THE DATA:
•••

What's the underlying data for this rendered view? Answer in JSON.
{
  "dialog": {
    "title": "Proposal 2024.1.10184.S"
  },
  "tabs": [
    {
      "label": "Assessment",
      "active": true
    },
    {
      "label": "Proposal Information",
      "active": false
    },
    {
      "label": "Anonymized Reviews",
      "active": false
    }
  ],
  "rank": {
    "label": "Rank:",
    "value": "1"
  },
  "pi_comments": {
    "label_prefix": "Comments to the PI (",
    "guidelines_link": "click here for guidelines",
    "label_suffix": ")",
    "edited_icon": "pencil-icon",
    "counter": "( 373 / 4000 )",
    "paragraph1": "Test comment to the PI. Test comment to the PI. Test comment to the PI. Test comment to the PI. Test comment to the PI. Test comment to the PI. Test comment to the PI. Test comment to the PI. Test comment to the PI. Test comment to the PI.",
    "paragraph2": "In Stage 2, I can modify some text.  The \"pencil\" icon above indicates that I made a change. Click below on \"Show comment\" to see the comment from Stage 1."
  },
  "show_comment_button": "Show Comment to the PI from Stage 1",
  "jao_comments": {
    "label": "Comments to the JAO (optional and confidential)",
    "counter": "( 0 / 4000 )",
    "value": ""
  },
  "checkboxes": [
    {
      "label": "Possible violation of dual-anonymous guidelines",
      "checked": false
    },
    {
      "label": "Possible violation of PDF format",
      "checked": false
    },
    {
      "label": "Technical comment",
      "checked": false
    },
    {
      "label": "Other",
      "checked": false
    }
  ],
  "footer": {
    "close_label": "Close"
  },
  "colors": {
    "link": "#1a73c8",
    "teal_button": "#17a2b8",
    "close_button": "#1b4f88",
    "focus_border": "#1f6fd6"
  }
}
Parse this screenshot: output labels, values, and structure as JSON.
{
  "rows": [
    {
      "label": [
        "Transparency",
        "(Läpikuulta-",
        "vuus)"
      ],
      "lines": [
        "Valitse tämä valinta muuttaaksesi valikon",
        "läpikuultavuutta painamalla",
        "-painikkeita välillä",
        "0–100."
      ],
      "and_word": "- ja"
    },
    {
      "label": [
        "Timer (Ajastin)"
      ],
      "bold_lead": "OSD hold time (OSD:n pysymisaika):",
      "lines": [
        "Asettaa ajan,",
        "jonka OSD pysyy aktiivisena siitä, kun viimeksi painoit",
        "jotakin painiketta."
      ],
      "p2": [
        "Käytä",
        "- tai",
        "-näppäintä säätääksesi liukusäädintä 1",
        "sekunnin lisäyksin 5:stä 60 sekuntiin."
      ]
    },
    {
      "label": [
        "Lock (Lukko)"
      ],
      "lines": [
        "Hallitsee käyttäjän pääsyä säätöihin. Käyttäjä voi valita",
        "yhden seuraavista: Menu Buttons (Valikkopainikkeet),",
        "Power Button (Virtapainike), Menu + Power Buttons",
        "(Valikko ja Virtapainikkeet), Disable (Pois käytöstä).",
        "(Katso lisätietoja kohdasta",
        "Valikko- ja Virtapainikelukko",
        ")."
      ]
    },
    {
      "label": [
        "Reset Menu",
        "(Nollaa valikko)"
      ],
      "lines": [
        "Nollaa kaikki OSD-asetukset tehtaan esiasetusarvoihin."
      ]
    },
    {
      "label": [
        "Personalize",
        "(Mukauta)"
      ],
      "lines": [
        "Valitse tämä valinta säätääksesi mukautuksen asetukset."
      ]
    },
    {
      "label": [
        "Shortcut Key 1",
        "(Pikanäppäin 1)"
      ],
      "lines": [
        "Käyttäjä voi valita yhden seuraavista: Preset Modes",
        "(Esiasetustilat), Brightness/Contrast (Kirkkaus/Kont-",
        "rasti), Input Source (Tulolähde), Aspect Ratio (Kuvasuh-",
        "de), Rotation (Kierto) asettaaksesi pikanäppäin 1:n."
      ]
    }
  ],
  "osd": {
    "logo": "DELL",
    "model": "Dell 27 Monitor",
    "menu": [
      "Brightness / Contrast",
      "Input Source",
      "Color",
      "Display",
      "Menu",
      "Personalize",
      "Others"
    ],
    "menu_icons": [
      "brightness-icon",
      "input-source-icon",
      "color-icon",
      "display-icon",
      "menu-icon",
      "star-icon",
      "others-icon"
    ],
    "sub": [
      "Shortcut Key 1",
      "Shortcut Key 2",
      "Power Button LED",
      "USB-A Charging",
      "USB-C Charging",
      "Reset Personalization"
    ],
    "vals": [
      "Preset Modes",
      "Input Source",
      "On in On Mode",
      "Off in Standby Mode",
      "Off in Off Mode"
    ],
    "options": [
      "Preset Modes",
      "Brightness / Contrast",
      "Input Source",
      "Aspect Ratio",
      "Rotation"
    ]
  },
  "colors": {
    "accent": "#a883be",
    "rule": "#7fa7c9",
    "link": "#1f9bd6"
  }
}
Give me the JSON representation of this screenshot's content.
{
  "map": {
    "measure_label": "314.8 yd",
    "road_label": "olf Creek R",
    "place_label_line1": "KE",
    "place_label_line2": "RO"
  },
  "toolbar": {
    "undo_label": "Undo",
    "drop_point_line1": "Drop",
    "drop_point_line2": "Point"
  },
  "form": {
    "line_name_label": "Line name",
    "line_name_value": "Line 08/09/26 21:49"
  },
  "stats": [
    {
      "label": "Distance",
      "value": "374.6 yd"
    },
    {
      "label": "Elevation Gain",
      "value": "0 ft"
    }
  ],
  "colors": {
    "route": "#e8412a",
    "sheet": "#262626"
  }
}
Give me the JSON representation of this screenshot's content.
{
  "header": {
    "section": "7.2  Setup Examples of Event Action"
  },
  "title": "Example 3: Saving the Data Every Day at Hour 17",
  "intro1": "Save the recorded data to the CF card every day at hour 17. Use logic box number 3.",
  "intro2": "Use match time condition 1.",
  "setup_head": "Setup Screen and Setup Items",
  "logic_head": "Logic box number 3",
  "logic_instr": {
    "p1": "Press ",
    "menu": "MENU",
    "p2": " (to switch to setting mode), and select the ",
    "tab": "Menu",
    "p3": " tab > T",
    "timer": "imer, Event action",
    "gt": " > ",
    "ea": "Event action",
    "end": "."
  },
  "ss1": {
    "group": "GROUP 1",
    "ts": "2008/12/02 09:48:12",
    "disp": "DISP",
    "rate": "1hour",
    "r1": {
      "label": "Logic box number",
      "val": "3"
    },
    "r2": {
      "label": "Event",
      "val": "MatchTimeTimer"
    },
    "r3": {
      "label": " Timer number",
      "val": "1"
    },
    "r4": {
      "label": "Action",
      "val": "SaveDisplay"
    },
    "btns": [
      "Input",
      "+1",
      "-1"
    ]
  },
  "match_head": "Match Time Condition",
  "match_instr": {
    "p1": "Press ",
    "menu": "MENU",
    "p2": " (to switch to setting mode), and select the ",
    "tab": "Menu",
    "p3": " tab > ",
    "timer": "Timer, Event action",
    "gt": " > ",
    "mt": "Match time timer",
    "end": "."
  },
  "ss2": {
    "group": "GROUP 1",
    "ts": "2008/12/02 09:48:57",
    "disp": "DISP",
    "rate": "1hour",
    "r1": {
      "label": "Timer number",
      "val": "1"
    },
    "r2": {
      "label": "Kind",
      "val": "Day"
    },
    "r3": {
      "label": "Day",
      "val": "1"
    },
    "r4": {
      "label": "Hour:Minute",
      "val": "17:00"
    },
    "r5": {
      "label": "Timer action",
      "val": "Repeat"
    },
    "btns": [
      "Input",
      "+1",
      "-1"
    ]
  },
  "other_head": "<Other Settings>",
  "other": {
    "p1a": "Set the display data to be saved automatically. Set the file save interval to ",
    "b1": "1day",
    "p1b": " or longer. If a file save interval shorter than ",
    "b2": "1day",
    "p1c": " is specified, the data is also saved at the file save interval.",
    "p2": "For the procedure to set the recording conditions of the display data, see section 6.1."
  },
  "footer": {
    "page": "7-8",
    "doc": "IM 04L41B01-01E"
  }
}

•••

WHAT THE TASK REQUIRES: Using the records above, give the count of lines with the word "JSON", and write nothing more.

RESPONSE TO THE EXERCISE: 4